++++ MATERIALS PROVIDED

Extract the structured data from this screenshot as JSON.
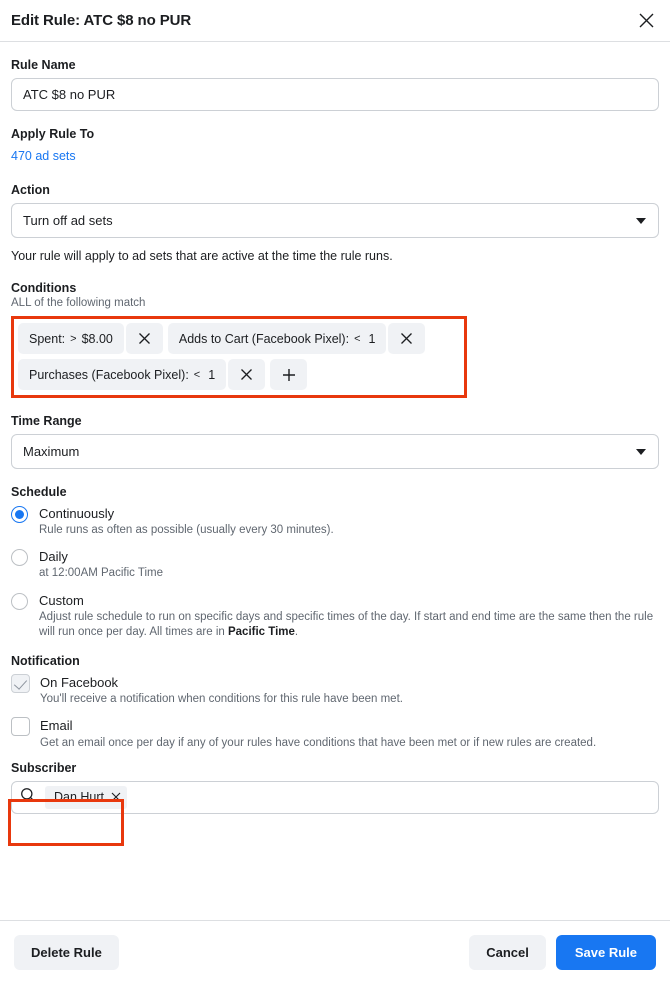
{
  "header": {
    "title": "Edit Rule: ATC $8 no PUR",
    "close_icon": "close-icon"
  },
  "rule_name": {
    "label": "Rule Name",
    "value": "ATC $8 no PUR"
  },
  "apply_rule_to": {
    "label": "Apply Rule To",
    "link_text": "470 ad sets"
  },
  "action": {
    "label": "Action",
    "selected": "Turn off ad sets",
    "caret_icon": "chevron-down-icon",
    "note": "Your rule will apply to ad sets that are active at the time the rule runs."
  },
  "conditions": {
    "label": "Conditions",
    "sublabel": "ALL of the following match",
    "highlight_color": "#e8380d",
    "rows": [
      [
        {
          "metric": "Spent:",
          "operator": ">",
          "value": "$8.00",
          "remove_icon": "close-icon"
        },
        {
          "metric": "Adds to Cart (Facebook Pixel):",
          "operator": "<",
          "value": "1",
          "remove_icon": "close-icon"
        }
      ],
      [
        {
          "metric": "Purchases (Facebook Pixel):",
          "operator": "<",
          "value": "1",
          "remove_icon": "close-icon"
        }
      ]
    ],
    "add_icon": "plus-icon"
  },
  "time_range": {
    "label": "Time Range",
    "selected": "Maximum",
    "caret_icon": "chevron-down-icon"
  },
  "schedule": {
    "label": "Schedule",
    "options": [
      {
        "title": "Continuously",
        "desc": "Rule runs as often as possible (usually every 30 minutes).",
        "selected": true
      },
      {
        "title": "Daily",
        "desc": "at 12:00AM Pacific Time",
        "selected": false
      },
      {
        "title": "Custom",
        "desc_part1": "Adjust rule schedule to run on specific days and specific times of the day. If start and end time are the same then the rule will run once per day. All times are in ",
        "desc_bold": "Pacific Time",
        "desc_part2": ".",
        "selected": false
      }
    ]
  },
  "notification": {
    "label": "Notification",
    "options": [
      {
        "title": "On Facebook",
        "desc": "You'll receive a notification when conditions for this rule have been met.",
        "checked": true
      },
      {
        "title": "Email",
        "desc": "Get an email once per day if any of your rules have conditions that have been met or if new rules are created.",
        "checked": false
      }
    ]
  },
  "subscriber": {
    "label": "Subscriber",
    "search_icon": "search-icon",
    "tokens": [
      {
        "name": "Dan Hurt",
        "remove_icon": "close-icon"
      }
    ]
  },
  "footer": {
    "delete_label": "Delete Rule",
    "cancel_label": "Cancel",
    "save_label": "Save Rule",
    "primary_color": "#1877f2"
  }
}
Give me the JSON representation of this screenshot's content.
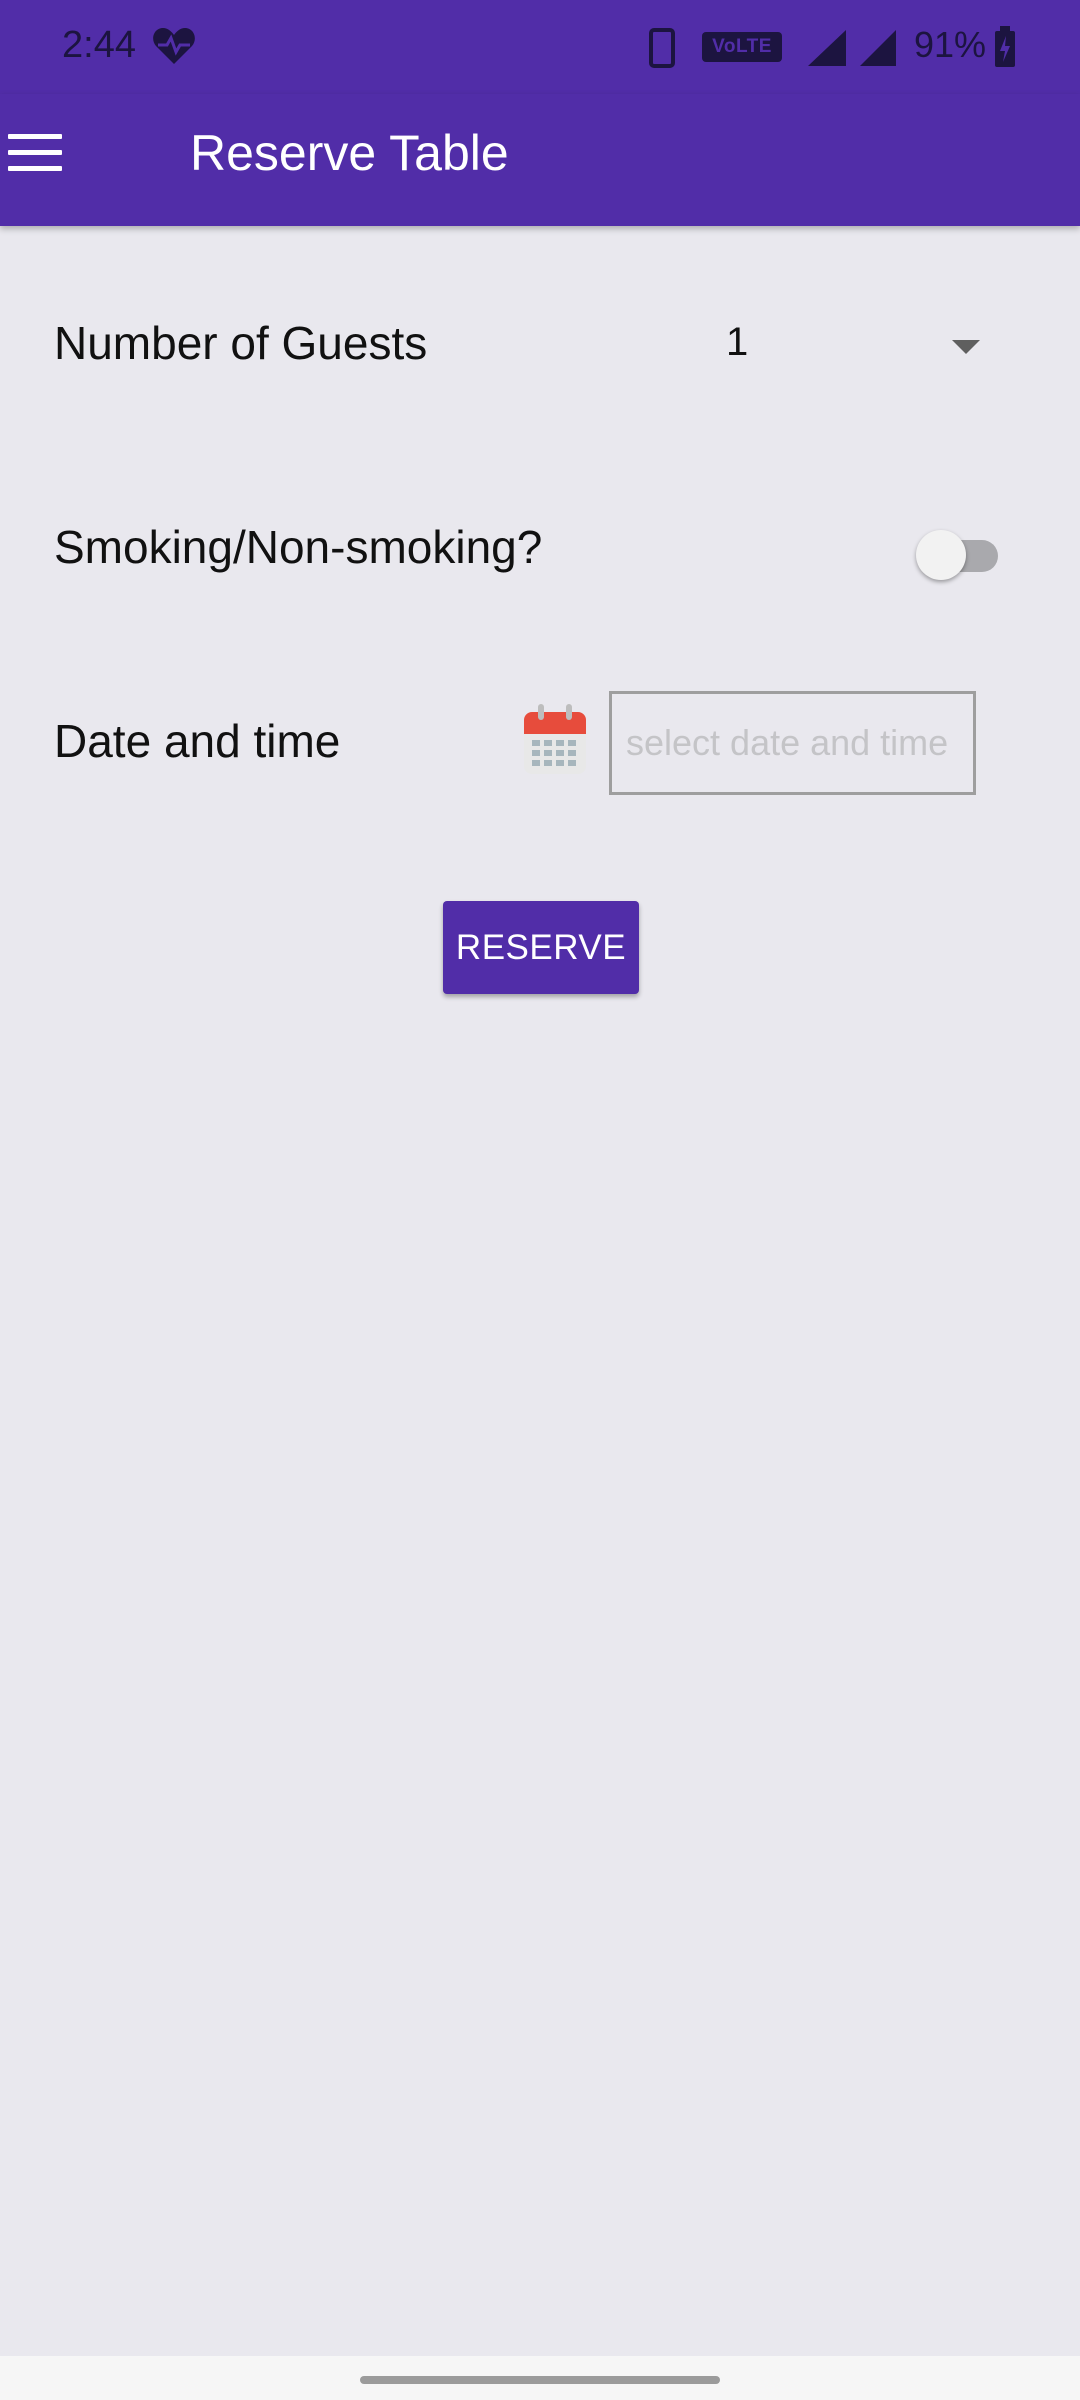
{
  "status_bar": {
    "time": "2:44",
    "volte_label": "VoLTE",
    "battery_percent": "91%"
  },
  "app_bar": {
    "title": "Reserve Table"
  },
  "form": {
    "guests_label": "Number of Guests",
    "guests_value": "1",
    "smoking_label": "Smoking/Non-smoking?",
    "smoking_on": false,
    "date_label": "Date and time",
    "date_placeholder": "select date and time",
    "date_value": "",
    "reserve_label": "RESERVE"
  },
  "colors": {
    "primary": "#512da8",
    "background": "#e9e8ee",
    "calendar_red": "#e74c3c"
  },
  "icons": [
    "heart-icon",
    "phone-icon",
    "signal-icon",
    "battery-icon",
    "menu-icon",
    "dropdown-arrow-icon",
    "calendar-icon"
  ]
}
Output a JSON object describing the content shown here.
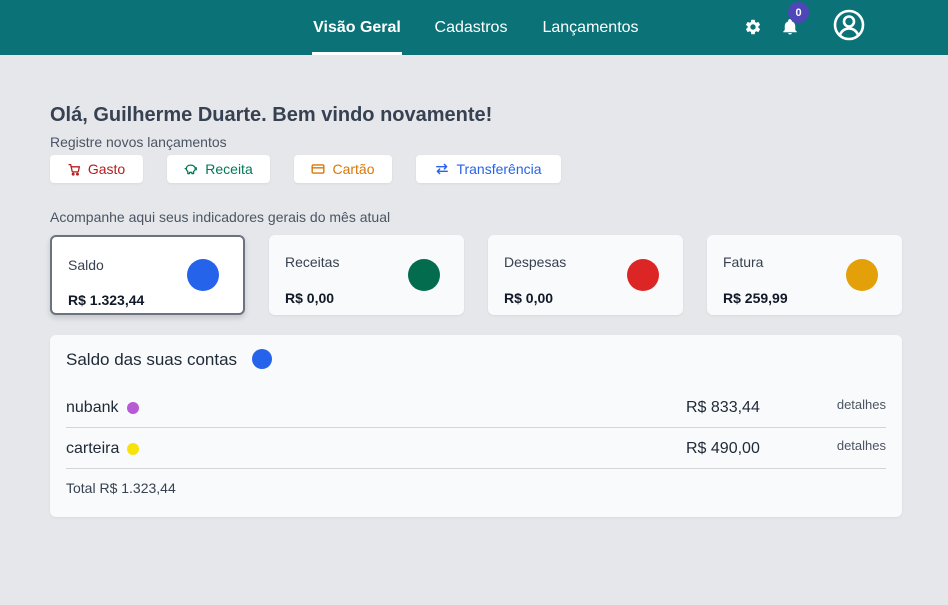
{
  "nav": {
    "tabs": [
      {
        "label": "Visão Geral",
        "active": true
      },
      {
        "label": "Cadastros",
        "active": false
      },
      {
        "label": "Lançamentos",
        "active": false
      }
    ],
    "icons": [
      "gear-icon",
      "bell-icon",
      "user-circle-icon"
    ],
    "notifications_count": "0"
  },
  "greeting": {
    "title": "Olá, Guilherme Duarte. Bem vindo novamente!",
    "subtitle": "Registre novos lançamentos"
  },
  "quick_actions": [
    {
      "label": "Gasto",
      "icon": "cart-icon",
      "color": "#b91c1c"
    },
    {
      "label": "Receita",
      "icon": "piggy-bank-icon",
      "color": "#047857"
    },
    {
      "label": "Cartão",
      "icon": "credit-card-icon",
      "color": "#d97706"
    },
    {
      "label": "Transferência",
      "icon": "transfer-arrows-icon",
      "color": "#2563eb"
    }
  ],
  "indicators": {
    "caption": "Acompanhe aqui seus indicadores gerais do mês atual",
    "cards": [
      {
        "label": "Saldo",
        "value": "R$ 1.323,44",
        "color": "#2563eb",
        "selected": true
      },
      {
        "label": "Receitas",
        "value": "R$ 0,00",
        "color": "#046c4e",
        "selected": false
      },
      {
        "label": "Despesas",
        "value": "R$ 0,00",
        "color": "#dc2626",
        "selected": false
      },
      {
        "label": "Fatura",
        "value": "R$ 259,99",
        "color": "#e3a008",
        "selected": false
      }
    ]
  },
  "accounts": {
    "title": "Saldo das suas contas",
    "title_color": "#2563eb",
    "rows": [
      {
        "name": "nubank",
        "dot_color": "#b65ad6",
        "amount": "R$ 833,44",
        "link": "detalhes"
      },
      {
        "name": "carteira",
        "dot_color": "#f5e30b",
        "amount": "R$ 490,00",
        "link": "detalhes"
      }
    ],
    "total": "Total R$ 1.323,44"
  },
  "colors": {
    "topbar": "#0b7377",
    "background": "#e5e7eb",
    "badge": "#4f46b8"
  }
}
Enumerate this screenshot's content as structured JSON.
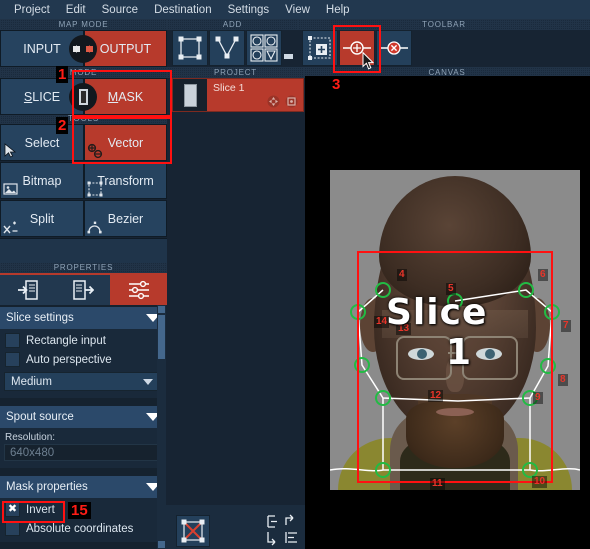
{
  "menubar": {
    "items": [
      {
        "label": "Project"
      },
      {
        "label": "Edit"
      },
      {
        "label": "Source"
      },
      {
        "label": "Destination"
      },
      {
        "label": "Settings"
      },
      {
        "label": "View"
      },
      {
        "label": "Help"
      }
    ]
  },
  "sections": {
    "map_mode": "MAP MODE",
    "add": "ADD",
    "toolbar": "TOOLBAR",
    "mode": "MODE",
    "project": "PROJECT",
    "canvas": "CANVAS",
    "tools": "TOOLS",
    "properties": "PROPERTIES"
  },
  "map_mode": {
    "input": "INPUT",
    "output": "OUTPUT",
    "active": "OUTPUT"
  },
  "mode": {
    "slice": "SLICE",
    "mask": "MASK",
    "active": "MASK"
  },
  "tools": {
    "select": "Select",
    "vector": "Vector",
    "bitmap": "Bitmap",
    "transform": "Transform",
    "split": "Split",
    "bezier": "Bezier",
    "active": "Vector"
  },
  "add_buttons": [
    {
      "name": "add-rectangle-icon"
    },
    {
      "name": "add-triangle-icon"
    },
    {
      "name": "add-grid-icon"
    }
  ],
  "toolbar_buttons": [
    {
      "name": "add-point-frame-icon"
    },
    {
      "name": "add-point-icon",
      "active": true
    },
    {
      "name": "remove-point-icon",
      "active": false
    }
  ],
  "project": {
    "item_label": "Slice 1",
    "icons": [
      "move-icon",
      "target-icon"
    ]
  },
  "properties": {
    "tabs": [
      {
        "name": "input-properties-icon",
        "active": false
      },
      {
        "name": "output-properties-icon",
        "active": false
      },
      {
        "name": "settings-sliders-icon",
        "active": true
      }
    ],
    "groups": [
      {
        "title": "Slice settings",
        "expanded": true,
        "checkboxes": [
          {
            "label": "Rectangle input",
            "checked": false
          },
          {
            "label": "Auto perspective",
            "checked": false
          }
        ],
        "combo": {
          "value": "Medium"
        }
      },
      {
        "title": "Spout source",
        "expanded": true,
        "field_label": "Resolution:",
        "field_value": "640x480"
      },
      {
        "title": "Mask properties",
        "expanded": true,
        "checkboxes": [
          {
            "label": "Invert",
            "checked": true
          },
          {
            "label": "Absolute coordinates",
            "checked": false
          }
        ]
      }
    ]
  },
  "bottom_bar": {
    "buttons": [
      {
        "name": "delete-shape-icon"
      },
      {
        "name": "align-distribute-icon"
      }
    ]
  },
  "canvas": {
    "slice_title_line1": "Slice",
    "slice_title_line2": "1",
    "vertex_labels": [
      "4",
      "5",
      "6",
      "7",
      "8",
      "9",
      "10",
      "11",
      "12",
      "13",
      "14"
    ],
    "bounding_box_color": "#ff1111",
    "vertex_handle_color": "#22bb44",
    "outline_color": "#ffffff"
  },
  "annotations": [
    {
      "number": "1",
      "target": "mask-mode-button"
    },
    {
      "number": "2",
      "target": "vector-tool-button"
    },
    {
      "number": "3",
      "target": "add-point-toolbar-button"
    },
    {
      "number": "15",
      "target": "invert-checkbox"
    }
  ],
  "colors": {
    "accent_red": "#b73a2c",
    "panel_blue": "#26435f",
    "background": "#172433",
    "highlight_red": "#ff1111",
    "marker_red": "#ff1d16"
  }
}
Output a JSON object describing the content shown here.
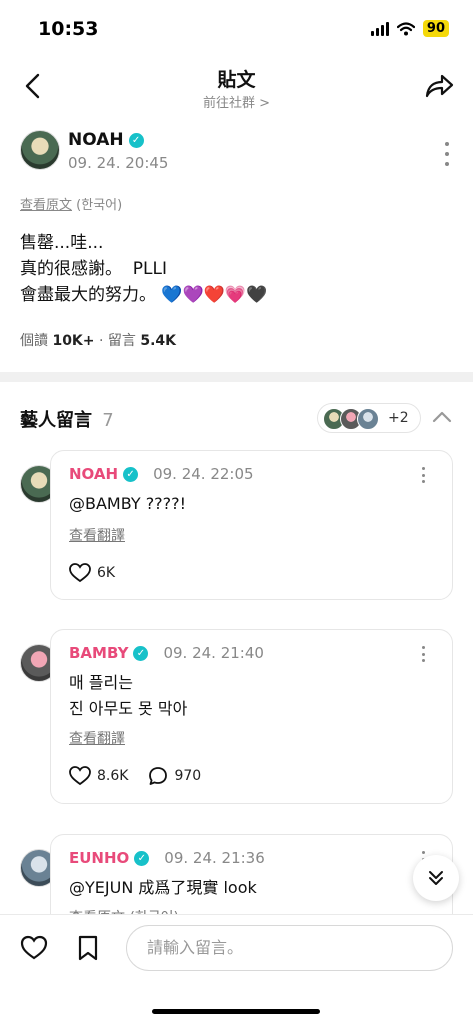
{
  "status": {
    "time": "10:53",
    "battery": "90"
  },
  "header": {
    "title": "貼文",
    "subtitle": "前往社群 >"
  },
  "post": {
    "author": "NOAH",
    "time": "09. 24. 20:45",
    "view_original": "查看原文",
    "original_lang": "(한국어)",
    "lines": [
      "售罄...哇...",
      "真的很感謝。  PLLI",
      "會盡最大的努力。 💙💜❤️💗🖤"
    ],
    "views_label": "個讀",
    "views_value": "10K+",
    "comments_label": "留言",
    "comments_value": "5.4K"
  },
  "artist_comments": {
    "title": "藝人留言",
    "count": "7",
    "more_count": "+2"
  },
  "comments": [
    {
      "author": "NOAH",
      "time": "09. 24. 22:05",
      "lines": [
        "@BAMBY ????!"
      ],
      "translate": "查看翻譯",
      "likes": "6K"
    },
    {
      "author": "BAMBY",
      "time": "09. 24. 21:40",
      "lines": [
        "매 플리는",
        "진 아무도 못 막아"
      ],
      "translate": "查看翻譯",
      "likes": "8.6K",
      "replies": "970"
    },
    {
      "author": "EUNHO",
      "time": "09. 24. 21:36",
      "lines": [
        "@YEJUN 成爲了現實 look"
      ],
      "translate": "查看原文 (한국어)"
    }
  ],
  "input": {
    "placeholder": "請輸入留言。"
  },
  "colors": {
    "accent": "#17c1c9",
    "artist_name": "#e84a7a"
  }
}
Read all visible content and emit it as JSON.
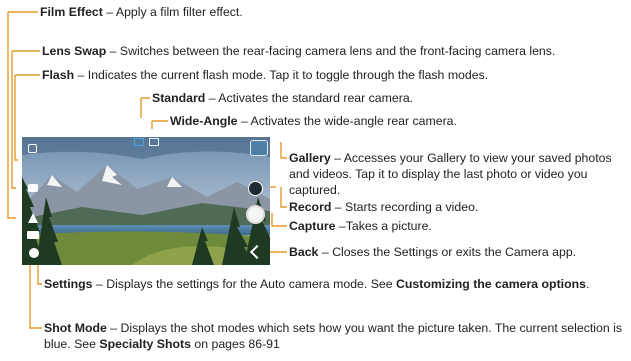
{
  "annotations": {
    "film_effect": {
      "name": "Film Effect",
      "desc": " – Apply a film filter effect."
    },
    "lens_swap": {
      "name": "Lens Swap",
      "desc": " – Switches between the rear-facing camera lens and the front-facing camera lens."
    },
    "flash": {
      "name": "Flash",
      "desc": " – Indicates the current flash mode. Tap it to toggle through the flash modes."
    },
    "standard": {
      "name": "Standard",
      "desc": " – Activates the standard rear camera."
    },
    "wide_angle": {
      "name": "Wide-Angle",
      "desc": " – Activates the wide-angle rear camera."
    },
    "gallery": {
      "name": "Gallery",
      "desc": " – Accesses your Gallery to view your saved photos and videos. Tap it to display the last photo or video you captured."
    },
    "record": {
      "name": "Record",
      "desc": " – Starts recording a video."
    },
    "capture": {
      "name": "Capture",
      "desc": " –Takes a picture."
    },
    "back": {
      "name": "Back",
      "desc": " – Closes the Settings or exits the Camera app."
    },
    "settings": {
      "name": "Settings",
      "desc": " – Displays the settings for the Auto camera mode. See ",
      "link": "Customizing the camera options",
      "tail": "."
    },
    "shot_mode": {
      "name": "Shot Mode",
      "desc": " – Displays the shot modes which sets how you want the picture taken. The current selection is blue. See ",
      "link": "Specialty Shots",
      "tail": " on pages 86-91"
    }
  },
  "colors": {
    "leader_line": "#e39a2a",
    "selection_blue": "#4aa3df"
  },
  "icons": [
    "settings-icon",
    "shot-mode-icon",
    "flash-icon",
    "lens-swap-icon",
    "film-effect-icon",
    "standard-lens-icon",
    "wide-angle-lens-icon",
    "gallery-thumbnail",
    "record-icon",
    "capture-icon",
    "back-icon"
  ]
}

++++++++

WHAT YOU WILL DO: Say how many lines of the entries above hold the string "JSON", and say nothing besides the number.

TASK RESPONSE: 6